## [THE TASK]
State the number of lines in the material below that hold "What", and add nothing to it.

## [PROVIDED RECORDS]

┌────────

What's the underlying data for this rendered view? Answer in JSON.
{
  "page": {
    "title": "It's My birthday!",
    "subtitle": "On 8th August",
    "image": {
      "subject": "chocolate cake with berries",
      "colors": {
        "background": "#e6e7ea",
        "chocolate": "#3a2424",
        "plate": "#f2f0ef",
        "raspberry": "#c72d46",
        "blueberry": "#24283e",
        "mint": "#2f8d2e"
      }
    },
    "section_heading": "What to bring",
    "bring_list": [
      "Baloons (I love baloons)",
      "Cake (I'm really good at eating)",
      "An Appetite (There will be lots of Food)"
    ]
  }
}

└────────

## [RESULT]
2